What you need to do » In the entries below, go to the line containing "What's the underlying" and repeat it along with every later line, exactly.
*** Given data Section Begins ***
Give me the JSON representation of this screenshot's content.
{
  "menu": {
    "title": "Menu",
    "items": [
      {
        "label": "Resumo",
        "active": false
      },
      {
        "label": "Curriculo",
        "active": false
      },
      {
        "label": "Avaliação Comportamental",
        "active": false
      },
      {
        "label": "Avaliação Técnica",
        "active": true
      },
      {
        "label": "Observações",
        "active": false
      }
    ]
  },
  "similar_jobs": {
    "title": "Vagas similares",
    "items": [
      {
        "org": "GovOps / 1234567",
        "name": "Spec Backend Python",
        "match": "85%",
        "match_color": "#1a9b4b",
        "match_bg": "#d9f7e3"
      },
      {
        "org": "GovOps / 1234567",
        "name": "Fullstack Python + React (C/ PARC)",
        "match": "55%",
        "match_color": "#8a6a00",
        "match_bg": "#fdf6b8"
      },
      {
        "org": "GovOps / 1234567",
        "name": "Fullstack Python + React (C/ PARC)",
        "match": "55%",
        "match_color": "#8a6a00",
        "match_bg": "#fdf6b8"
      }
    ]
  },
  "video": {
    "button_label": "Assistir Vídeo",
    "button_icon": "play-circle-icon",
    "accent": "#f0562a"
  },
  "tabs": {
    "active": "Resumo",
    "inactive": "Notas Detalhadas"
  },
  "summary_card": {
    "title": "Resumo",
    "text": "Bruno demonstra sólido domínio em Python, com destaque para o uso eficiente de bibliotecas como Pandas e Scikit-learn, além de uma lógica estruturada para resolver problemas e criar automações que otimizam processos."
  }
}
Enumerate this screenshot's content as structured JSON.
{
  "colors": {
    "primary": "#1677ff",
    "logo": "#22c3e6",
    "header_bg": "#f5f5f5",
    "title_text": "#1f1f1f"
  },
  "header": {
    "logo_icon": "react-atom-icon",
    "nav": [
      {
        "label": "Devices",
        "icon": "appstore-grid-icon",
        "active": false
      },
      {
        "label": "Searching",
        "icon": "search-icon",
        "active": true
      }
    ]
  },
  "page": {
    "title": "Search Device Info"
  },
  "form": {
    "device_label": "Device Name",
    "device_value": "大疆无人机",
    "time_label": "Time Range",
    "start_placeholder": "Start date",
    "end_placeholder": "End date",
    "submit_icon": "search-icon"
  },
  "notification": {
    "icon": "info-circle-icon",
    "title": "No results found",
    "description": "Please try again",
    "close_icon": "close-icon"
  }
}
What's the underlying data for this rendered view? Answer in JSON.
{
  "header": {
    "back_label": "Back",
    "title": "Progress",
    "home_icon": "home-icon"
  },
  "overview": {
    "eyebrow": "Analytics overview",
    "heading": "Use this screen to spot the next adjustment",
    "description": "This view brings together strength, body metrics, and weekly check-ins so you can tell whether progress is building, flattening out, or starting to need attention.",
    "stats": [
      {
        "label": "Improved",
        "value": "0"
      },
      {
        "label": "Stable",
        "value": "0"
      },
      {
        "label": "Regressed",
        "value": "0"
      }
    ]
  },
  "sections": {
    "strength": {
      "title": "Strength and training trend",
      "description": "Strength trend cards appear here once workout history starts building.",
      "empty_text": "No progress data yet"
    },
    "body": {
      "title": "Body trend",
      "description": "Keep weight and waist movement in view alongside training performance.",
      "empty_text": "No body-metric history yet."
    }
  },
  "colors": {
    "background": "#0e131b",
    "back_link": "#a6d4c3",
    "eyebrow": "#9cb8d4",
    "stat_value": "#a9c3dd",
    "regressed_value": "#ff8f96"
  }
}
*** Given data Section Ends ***
Completed exercise »
What's the underlying data for this rendered view? Answer in JSON.
{
  "header": {
    "back_label": "Back",
    "title": "Progress",
    "home_icon": "home-icon"
  },
  "overview": {
    "eyebrow": "Analytics overview",
    "heading": "Use this screen to spot the next adjustment",
    "description": "This view brings together strength, body metrics, and weekly check-ins so you can tell whether progress is building, flattening out, or starting to need attention.",
    "stats": [
      {
        "label": "Improved",
        "value": "0"
      },
      {
        "label": "Stable",
        "value": "0"
      },
      {
        "label": "Regressed",
        "value": "0"
      }
    ]
  },
  "sections": {
    "strength": {
      "title": "Strength and training trend",
      "description": "Strength trend cards appear here once workout history starts building.",
      "empty_text": "No progress data yet"
    },
    "body": {
      "title": "Body trend",
      "description": "Keep weight and waist movement in view alongside training performance.",
      "empty_text": "No body-metric history yet."
    }
  },
  "colors": {
    "background": "#0e131b",
    "back_link": "#a6d4c3",
    "eyebrow": "#9cb8d4",
    "stat_value": "#a9c3dd",
    "regressed_value": "#ff8f96"
  }
}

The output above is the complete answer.